General Motors Co. is expected to pay back about $8 billion in debt to the United States and Canada earlier than expected. CEO Ed Whitacre said that GM is also seen to go public in a way that would allow taxpayers to make a profit on the bailout.
GM's financial targets are certainly more aggressive than what it had previously announced.But then again, Whitacre is looking at the steady decline in market share and is now doing what he can to boost sales.
Whitacre took over as CEO last December when former CEO Fritz Henderson resigned due to pressure from the board. Whitacre recognized that being at the top is proving to be more difficult than he had expected, especially with the hurdles in reforming a bureaucratic corporate culture.
Whitacre said that after the company has gotten through several major disruptions, the responsibility of motivating people lies in his hands. He talked about the baggage that GM is carrying as well as the changes that he wants to implement. Last December,
Whitacre said that GM will pay back government loans extended to finance its restructuring in bankruptcy by June. Last Wednesday, Whitacre claimed that GM was going to beat that date, primarily because of the sustainable progress that the carmaker has been experiencing lately.
Whitacre spoke to business leaders in his home town of San Antonio and he revealed that for the first time in more than 10 years, GM has a "healthy, clean balance sheet."

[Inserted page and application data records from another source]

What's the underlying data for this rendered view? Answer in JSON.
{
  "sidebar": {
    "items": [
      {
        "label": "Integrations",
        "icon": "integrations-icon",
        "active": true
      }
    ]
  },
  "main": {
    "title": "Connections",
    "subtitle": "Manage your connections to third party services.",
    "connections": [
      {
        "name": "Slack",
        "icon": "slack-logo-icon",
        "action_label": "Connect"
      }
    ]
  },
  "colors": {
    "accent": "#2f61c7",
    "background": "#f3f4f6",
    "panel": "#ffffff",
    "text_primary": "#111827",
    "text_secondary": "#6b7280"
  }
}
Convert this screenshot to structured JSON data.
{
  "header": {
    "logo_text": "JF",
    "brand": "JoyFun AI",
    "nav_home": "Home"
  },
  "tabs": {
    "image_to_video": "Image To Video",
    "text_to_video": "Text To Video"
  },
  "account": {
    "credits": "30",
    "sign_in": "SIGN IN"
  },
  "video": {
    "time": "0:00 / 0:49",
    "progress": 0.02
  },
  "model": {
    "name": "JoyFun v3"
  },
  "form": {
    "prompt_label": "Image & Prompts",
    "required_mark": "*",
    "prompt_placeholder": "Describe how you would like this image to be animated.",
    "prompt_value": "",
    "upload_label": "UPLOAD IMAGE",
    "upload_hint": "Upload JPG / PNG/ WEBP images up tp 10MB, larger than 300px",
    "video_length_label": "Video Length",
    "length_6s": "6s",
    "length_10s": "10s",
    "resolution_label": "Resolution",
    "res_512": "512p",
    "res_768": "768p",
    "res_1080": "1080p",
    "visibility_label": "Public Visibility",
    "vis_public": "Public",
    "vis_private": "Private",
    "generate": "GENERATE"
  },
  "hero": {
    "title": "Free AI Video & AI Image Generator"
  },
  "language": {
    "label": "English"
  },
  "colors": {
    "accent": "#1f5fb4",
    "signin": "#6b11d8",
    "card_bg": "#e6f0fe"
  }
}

He said that the company doesn't anymore have loads of debt. It also now has a cost structure that works. GM had received $50 billion of government financing to restructure in a bankruptcy managed by the U.S. Treasury, which remains a 61% owner of GM stock. [via autonews]